The feeling is mutual.
"Iron sharpens iron. He's going to have a big year, too," Hendrickson said. "Orlando is very gifted athletically and physically and he plays the game correctly. It's a challenge with him changing up his sets, changing up his reads. It makes you evaluate every rush and have a plan. You can't go through the motions. He requires the best. He's a heck of an athlete and player and he's a good dude, too."
The pick-six? Cornerback Chidobe Awuzie, who is running around camp in the final stages of his rehab doing everything from keeping stats to running on the field congratulating fellow corners, observed, "That's three straight practices where there's been a pick-six off a screen pass. I've never seen that in the NFL."
Slot cornerback Mike Hilton got the first two, one off the Packers in the joint practice and one Sunday. On Monday, Hendrickson, who has the fourth most sacks in the 2020s but no career interceptions, showed off his massive athleticism. He saw Brown's set, saw the tight end release and …
"I smelled something," Hendrickson said. "So I baited and then jumped on it."
That smell was Hendrickson timing his jump. And it was in his arms almost as quickly as Browning got rid of it, a la the Watts.
PLAY OF THE DAY: Slot CB Jalen Davis.
This is why Davis quietly and anonymously keeps making the team as Hilton's backup. This is the play that got Awuzie running out on the field to congratulate him and locker room dean Michael Thomas nodding wisely.
The man was just doing his job when he jumped in front of rookie receiver Andrei Iosivas, leaped, and plucked an interception.
"Cover three. I've got the buzz flat. I buzzed to my flat," said Davis, heading into his sixth season and fourth with the Bengals. "Sometimes the ball finds you when you're doing your job. That's all that is. Stay low key. I embrace my role and try to help this team win as many games as it can."
QUOTE OF THE DAY: C Ted Karras On Helping G Max Scharping play center:
"I learned center in the NFL. I've got a little empathy but not much sympathy."
SLANTS AND SCREENS: Running back Joe Mixon was out of practice on a personal matter Monday, but there was nothing new for rookie Chase Brown. He and Chris Evans have been working with the ones as well this camp, they just got a little more work with them. Brown showed what he can do with the ball in his hands against the Packers when he turned a check-down pass into a 21-yard gain. If he doesn't make a defender miss, he outruns them.
But it's the non-ball stuff they're working on these dog days.
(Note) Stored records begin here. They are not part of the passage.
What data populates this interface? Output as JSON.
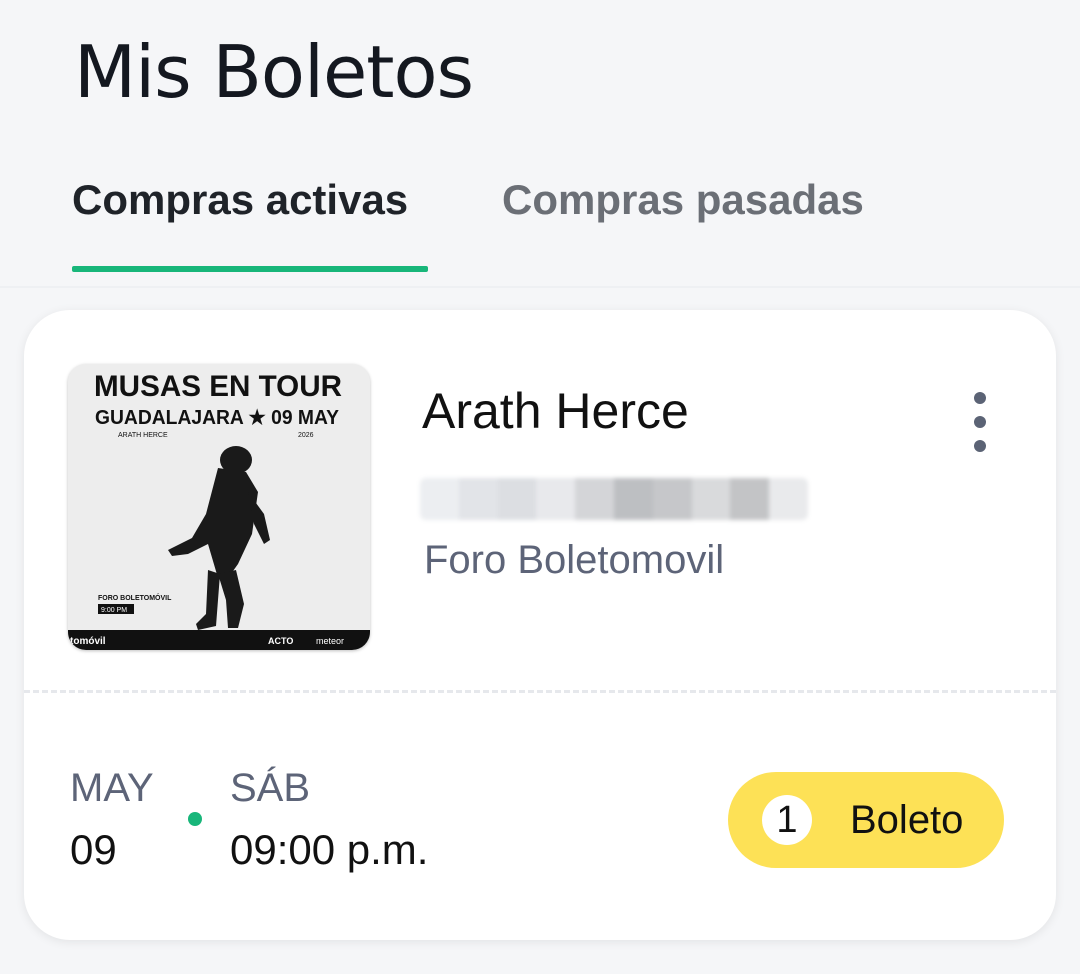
{
  "header": {
    "title": "Mis Boletos"
  },
  "tabs": [
    {
      "label": "Compras activas",
      "active": true
    },
    {
      "label": "Compras pasadas",
      "active": false
    }
  ],
  "colors": {
    "accent": "#18b67a",
    "ticket_pill": "#fde156",
    "muted_text": "#5d6478"
  },
  "card": {
    "title": "Arath Herce",
    "venue": "Foro Boletomovil",
    "poster": {
      "headline": "MUSAS EN TOUR",
      "subline": "GUADALAJARA ★ 09 MAY",
      "artist": "ARATH HERCE",
      "year": "2026",
      "venue": "FORO BOLETOMÓVIL",
      "time": "9:00 PM",
      "brand_left": "tomóvil",
      "brand_right_1": "ACTO",
      "brand_right_2": "meteor"
    },
    "menu_icon": "kebab-menu-icon",
    "date": {
      "month": "MAY",
      "day": "09",
      "weekday": "SÁB",
      "time": "09:00 p.m."
    },
    "tickets": {
      "count": "1",
      "label": "Boleto"
    }
  }
}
If Brown is going to play ahead of Evans and Trayveon Williams (we may see him in Atlanta after he rolled his ankle two weeks ago), he has to pick up the blitz and running backs coach Justin Hill loved what he saw Monday after what happened Friday night.
In the team drills, Brown got two good blocks in on nickel and safety blitzes and Hill called it a good day.
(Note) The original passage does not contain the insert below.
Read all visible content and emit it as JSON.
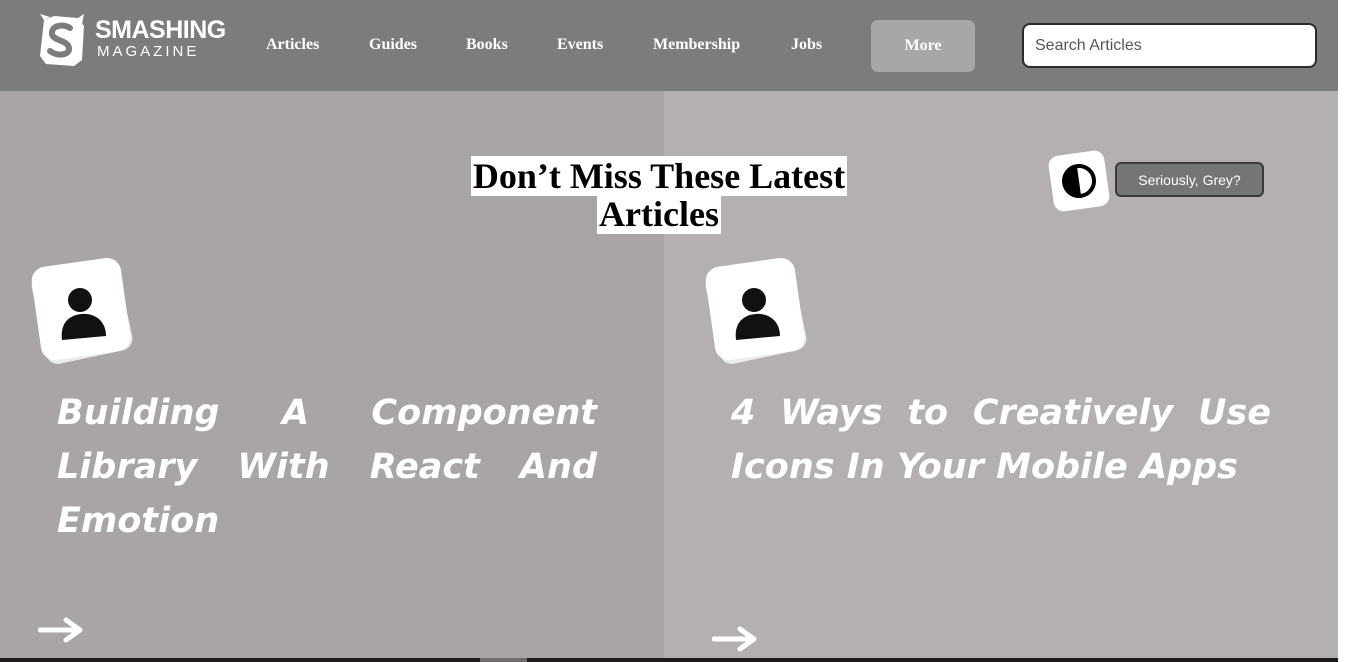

"He's willing in every aspect," Hill said. "The other night we had a couple of plays where there was a lack of communication and execution, not a lack of effort. There were a few times we weren't on the same page and it cost us in pass protection."
Brown knows the score: "I want to have an influence on this team and be a contributor. And I'm going to have to pick up blitzes."
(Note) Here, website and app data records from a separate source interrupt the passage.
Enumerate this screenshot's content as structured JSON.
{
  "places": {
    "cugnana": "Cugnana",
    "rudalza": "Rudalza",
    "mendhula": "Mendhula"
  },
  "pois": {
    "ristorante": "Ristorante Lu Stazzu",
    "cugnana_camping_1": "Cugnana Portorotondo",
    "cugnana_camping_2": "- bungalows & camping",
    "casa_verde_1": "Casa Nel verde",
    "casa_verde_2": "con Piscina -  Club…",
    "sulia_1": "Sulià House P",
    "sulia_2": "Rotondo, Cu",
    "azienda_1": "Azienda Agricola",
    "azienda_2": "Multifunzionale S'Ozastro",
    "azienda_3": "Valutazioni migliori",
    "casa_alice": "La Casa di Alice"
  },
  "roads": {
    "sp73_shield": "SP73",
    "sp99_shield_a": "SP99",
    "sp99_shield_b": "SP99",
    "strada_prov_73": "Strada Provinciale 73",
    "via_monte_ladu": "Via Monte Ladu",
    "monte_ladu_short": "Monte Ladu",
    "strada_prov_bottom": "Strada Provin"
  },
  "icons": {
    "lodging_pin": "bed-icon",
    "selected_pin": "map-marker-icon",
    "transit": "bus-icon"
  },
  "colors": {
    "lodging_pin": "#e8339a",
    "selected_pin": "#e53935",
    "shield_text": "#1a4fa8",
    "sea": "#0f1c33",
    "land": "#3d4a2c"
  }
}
He did on Monday.
"They were both double mug looks," Brown said. "They're trying to get the running back to bite inside and get mixed up inside so they come free on the edge. We were expecting that today. It's a matter of learning from the plays you don't make." …
Evans had a rare drop on his patented wheel route down the left sideline, but he ripped off a few decisive runs …
Higgins had an active day before getting spilled in a collision that sent shock waves through the crowd. He says he's fine and he certainly looked it Monday with some post-it-up catches. His best play, though, was a Mr. Tennessee Basketball blocked shot. As a tipped pass hung in the air and eyed by cornerback Cam Taylor-Britt, Higgins batted away what would have been the defense's fourth interception of the day. Safety Nick Scott also had one …
Linebacker Joe Bachie (chest) returned Monday …